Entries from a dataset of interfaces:
'''

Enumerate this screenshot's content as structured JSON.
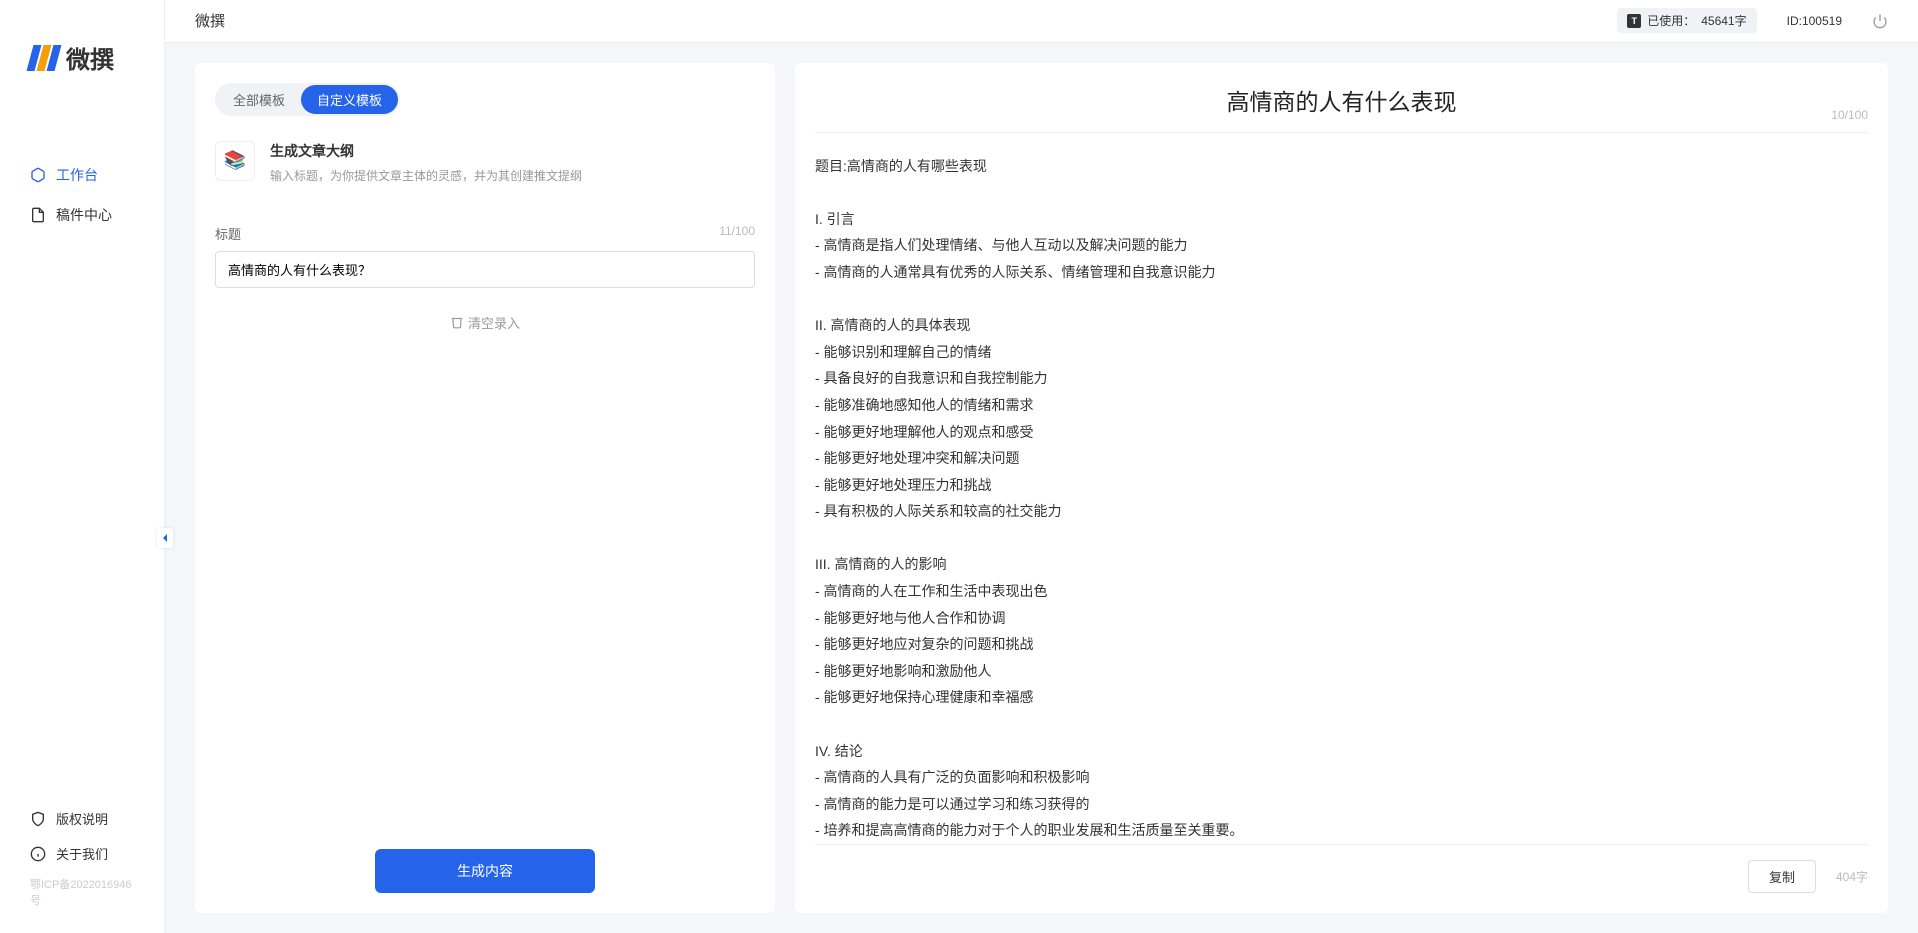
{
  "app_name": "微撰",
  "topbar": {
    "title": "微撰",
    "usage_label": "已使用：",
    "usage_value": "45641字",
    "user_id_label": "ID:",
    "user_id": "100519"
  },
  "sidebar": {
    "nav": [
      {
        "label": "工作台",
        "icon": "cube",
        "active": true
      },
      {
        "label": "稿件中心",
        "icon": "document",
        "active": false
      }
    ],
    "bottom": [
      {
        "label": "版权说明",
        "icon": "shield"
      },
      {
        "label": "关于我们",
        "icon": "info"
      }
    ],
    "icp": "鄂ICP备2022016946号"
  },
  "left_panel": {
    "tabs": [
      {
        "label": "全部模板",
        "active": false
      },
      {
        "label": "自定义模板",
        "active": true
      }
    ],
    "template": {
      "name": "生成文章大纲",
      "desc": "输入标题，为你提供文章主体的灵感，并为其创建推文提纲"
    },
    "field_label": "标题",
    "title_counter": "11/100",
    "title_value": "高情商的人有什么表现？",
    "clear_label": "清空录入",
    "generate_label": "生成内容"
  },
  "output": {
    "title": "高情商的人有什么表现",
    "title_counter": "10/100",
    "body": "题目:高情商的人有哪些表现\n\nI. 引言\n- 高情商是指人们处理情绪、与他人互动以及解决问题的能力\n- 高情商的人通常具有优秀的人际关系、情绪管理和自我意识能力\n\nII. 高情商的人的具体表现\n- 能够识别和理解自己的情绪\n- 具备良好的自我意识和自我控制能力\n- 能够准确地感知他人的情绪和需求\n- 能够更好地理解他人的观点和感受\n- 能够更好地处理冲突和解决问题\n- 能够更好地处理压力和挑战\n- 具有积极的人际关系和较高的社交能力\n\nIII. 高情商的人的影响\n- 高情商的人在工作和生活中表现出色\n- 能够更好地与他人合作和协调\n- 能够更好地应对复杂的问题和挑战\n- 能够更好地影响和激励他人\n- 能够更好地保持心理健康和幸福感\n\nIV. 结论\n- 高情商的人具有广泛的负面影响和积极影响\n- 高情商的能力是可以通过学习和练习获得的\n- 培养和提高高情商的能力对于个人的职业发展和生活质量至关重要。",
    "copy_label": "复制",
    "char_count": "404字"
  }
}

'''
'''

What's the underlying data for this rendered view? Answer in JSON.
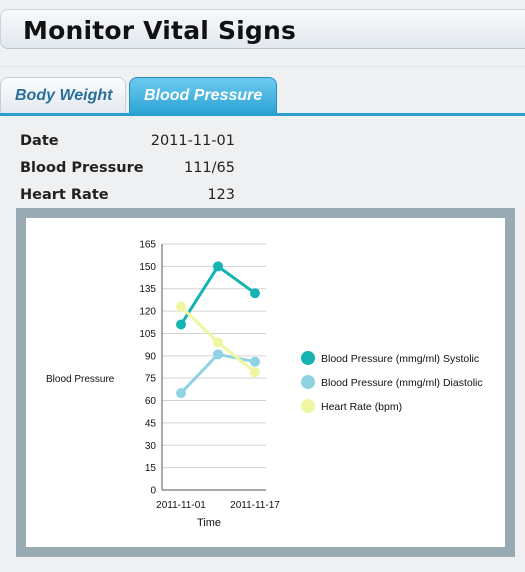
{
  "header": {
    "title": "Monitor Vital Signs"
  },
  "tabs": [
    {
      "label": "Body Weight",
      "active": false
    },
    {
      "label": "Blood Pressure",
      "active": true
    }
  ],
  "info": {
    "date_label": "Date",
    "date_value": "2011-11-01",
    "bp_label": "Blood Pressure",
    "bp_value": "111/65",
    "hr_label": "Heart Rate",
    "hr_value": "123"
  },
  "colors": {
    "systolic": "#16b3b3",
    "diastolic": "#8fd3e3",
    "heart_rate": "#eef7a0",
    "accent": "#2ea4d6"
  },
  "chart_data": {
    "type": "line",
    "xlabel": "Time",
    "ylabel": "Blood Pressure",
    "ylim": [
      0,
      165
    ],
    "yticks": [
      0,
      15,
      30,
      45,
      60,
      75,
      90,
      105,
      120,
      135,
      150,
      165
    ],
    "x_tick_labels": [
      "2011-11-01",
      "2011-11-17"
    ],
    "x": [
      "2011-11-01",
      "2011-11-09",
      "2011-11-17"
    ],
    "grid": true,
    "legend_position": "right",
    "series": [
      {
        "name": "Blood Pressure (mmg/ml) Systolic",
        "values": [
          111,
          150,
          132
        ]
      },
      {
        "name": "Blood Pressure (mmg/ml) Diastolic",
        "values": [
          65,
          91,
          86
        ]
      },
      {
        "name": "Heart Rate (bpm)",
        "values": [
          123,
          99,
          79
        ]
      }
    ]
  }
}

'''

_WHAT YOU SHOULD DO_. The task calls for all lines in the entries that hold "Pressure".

_EXPECTED ANSWER_.
      "label": "Blood Pressure",
    "bp_label": "Blood Pressure",
    "ylabel": "Blood Pressure",
        "name": "Blood Pressure (mmg/ml) Systolic",
        "name": "Blood Pressure (mmg/ml) Diastolic",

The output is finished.